GW Faculty Member Receives Gov. McAuliffe's Research Commercialization Award

Wearable ECG ring
Prototype of wearable finger ring with electrocardiograph (ECG) sensor.
July 12, 2015

Zhenyu Li dreams of a day when sudden cardiac events, such as heart attacks, will be more quickly detected using a wearable finger ring with an electrocardiograph (ECG) sensor. Li, an assistant professor in GW’s School of Engineering and Applied Science (SEAS), Dept. of Biomedical Engineering, has recently been awarded a Commonwealth Research Commercialization Fund (CRCF) grant by Gov. Terry McAuliffe. His $100,000 matching grant is one of 38 awards totaling more than $2.8 million, which fund targeted areas of promising research and commercialization, including advanced manufacturing, cybersecurity and energy and life sciences.

Governor McAuliffe said, “The CRCF program advances research with potential for economic growth in Virginia. In order to compete with other states and globally, we must focus on early stage economic development. These investments are planting seeds that are helping us grow the new Virginia economy.”  

Li’s research grant, “A Wireless Wearable Electrocardiogram (ECG) Sensor on a Finger Ring,” will be used to develop a prototype of a finger-ring shaped wearable ECG sensor at GW’s Virginia Science & Technology Campus. It will be made using a unique bendable and stretchable electronics technology already patented by GW. Li, the principal investigator, is an expert on soft lithography, microfluidics and biosensors and the lead inventor of the US patent on which this work is based. GW plans to commercialize the finger ring in partnership with Zansors LLC, a Tysons Corner, Virginia-based company.

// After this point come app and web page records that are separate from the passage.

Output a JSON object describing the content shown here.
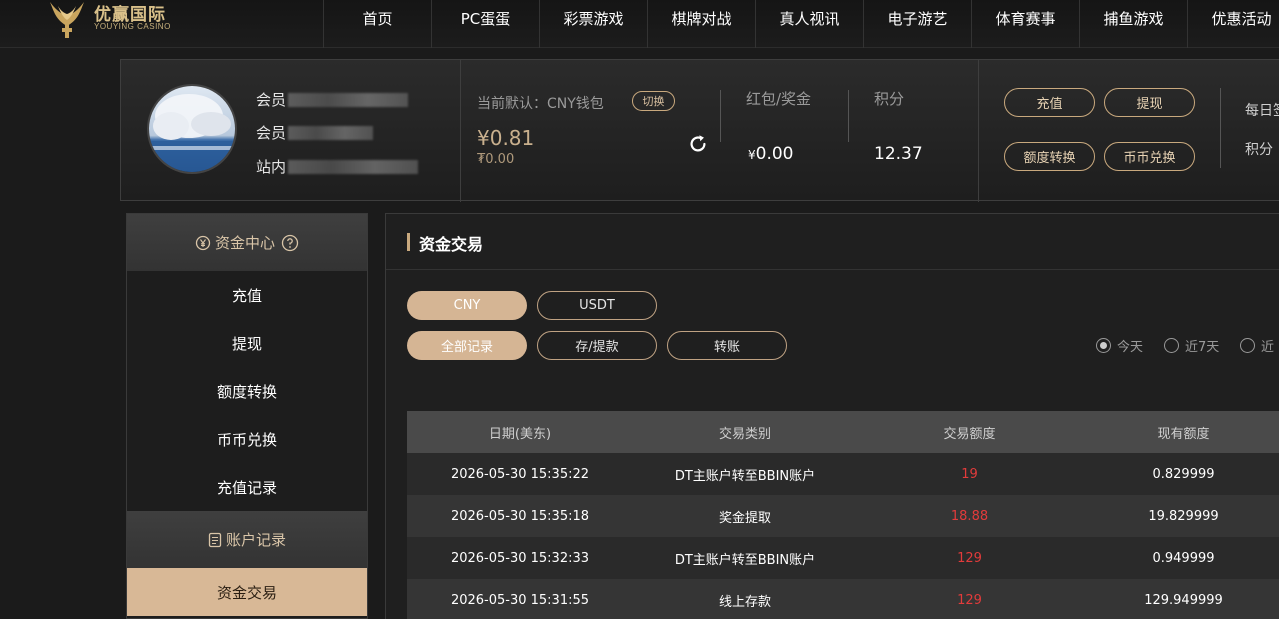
{
  "brand": {
    "name_cn": "优赢国际",
    "name_en": "YOUYING CASINO",
    "color": "#d9c08a"
  },
  "nav": [
    {
      "label": "首页"
    },
    {
      "label": "PC蛋蛋"
    },
    {
      "label": "彩票游戏"
    },
    {
      "label": "棋牌对战"
    },
    {
      "label": "真人视讯"
    },
    {
      "label": "电子游艺"
    },
    {
      "label": "体育赛事"
    },
    {
      "label": "捕鱼游戏"
    },
    {
      "label": "优惠活动"
    }
  ],
  "account": {
    "lines": [
      "会员",
      "会员",
      "站内"
    ],
    "wallet_label": "当前默认：CNY钱包",
    "switch_label": "切换",
    "balance": "¥0.81",
    "balance_sub": "₮0.00",
    "bonus_label": "红包/奖金",
    "bonus_currency": "¥",
    "bonus_value": "0.00",
    "points_label": "积分",
    "points_value": "12.37",
    "buttons": [
      "充值",
      "提现",
      "额度转换",
      "币币兑换"
    ],
    "extra": [
      "每日签",
      "积分"
    ]
  },
  "sidebar": {
    "section1": "资金中心",
    "items1": [
      "充值",
      "提现",
      "额度转换",
      "币币兑换",
      "充值记录"
    ],
    "section2": "账户记录",
    "items2": [
      "资金交易"
    ]
  },
  "main": {
    "title": "资金交易",
    "currency_tabs": [
      "CNY",
      "USDT"
    ],
    "type_tabs": [
      "全部记录",
      "存/提款",
      "转账"
    ],
    "date_filters": [
      "今天",
      "近7天",
      "近"
    ],
    "table": {
      "headers": [
        "日期(美东)",
        "交易类别",
        "交易额度",
        "现有额度"
      ],
      "rows": [
        [
          "2026-05-30 15:35:22",
          "DT主账户转至BBIN账户",
          "19",
          "0.829999"
        ],
        [
          "2026-05-30 15:35:18",
          "奖金提取",
          "18.88",
          "19.829999"
        ],
        [
          "2026-05-30 15:32:33",
          "DT主账户转至BBIN账户",
          "129",
          "0.949999"
        ],
        [
          "2026-05-30 15:31:55",
          "线上存款",
          "129",
          "129.949999"
        ]
      ]
    }
  },
  "colors": {
    "accent": "#d5b594",
    "negative": "#e23b3b",
    "background": "#1b1b1b"
  }
}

Zhenyu Li at GW's Virginia Science and Technology Campus
Zhenyu Li pictured in front of Exploration Hall at GW's Virginia Science and Technology Campus. 

During the one year grant period, which started July 1, 2015, he will work with his doctoral student, Quan Dong, to design, manufacture and test the proposed ECG sensor. The research team will also include support from two of GW’s senior faculty members. Mona Zaghloul, professor of Electrical and Computer Engineering at GW, an expert on CMOS electronics and MEMS and sensors, will guide the design of sensor front end electronics, microcontroller and BLE. Can Korman, professor of Electrical and Computer Engineering and associate dean at GW’s School of Engineering, will provide theoretical support on the design and analysis of the sensor, electronics and testing.

The proposed technology addresses significant unmet market need. Cardiovascular disease is the leading cause of deaths in the United States. The key to saving patients suffering from sudden cardiac events is early diagnosis. Current ECG monitoring is a $4 billion dollar market, but no current products can provide on-demand multi-lead ECG signals over long periods (>2 weeks). Patients currently have two options for monitoring. One, be hooked up to a bulky 12-lead ECG machine, which is not practical for long-term monitoring. Two, use other existing ECG wearable sensors that have more portability, but they only provide a single-lead ECG measurement, which is inadequate for heart attack diagnosis.

12 Lead ECG machine

Traditional 12 Lead ECG machine

GW’s technology is unique because it can be worn long-term while providing multi-lead ECG signals for event diagnosis. Users will activate on-demand data collection by touching the ring to a different location on the body. The ECG signals can be sent wirelessly to a smartphone for display and analysis, or a remote authorized physician for diagnosis and fast intervention.

ECG prototypes
Wearable Finger Ring Prototypes with ECG Sensors

Prof. Li and the rest of the research team have significant work ahead this year to build and test the prototype, but the device shows great promise for commercialization. The technology used in the wearable ECG sensor on a finger ring can also be adapted to other vital signs, such as blood oxygenation, body temperature, respiration and potentially blood pressure. It can be of great value to monitor health issues, especially for people with chronic diseases.